*Source data*

■ ■ ■ ■

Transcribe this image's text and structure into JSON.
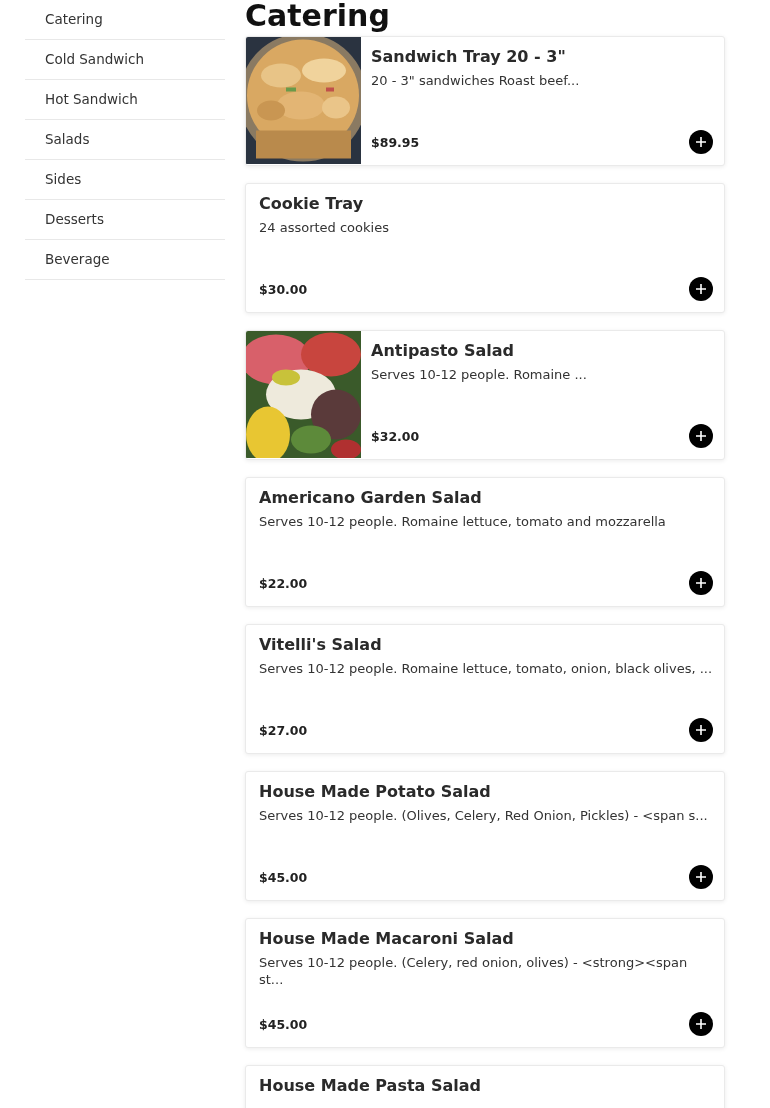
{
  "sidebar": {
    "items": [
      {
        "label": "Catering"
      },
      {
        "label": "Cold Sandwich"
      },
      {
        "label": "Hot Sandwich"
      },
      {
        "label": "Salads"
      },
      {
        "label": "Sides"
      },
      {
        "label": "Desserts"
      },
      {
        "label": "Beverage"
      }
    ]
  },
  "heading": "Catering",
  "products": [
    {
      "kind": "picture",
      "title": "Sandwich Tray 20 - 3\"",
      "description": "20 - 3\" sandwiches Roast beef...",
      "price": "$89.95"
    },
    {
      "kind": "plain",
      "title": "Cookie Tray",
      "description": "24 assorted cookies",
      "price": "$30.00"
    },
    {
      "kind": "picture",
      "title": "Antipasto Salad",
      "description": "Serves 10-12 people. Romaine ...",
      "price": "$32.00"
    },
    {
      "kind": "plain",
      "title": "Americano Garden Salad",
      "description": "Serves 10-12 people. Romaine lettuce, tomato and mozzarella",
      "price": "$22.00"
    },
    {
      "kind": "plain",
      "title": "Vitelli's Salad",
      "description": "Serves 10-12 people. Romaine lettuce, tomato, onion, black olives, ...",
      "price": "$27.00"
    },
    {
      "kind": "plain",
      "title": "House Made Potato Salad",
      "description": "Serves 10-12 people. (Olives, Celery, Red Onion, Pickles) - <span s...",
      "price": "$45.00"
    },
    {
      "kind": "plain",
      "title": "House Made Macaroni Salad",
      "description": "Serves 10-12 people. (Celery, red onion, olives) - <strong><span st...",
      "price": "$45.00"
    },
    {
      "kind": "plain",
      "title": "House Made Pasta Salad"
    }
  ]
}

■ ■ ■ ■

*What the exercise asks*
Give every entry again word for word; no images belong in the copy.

*Result*
Transcribe this image's text and structure into JSON.
{
  "sidebar": {
    "items": [
      {
        "label": "Catering"
      },
      {
        "label": "Cold Sandwich"
      },
      {
        "label": "Hot Sandwich"
      },
      {
        "label": "Salads"
      },
      {
        "label": "Sides"
      },
      {
        "label": "Desserts"
      },
      {
        "label": "Beverage"
      }
    ]
  },
  "heading": "Catering",
  "products": [
    {
      "kind": "picture",
      "title": "Sandwich Tray 20 - 3\"",
      "description": "20 - 3\" sandwiches Roast beef...",
      "price": "$89.95"
    },
    {
      "kind": "plain",
      "title": "Cookie Tray",
      "description": "24 assorted cookies",
      "price": "$30.00"
    },
    {
      "kind": "picture",
      "title": "Antipasto Salad",
      "description": "Serves 10-12 people. Romaine ...",
      "price": "$32.00"
    },
    {
      "kind": "plain",
      "title": "Americano Garden Salad",
      "description": "Serves 10-12 people. Romaine lettuce, tomato and mozzarella",
      "price": "$22.00"
    },
    {
      "kind": "plain",
      "title": "Vitelli's Salad",
      "description": "Serves 10-12 people. Romaine lettuce, tomato, onion, black olives, ...",
      "price": "$27.00"
    },
    {
      "kind": "plain",
      "title": "House Made Potato Salad",
      "description": "Serves 10-12 people. (Olives, Celery, Red Onion, Pickles) - <span s...",
      "price": "$45.00"
    },
    {
      "kind": "plain",
      "title": "House Made Macaroni Salad",
      "description": "Serves 10-12 people. (Celery, red onion, olives) - <strong><span st...",
      "price": "$45.00"
    },
    {
      "kind": "plain",
      "title": "House Made Pasta Salad"
    }
  ]
}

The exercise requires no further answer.